TEHRAN (Reuters) -- Iranian opposition leader Mir Hossein Musavi still does not recognize President Mahmoud Ahmadinejad's government, Musavi's wife said in comments carried by opposition websites today.
Zahra Rahnavard's statement was issued a day after another senior opposition figure, Mehdi Karrubi, was quoted as saying he now recognized Ahmadinejad as head of government even though he still believed last year's election was rigged.
Musavi came second and Karrubi fourth in the disputed presidential poll, which was won by Ahmadinejad. Both Musavi and Karrubi called after the election for it to be annulled.
"I want to emphasize that we do not recognize Ahmadinejad's government and we will not make a compromise behind the scenes," Rahnavard was quoted as telling the pro-reform Roozonline website, referring to herself and her husband.
Several opposition websites carried her comments, including Mousavi's official Kaleme site.
"We are following up people's rights and demands with honesty," said Rahnavard, who actively campaigned for Musavi in the election.
The reformist opposition says the poll was rigged to secure Ahmadinejad's reelection. The authorities deny the charge.
The disputed vote was followed by huge opposition protests and plunged Iran into its deepest internal turmoil since the 1979 Islamic Revolution, exposing establishment divisions.
On January 25, Karrubi's son said his father recognized Ahmadinejad as head of government even though he still believed the vote was rigged. It was the first time such an expression of recognition had been attributed to Karrubi.
But Karrubi later made clear that he had not fundamentally changed his position on the election and its aftermath.
"I will say strongly that I will not make a compromise over people's rights...and I will stand beside people until the end of the path and I will try for the implementation of free elections," his party's website quoted him as saying today.
"The more time passes, the stronger my belief becomes that there were widespread fraud in the election," Karrubi said.
Thousands of people, including senior reformers, were detained after the poll for fomenting unrest. Most of them have since been released, but more than 80 people have been jailed for up to 15 years and five have been sentenced to death.
"Arresting those who talk of freedom and people's rights is not legal," Rahnavard was quoted as saying.

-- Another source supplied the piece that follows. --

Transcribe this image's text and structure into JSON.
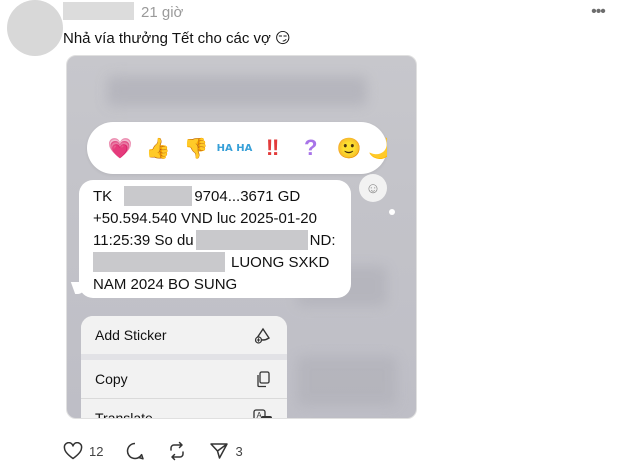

Tension has risen in Iran since eight people were killed during clashes between opposition supporters and security forces last month. Opposition backers have circulated messages on the Internet of possible new protests on February 11, when Iran marks the 31st anniversary of the Islamic Revolution.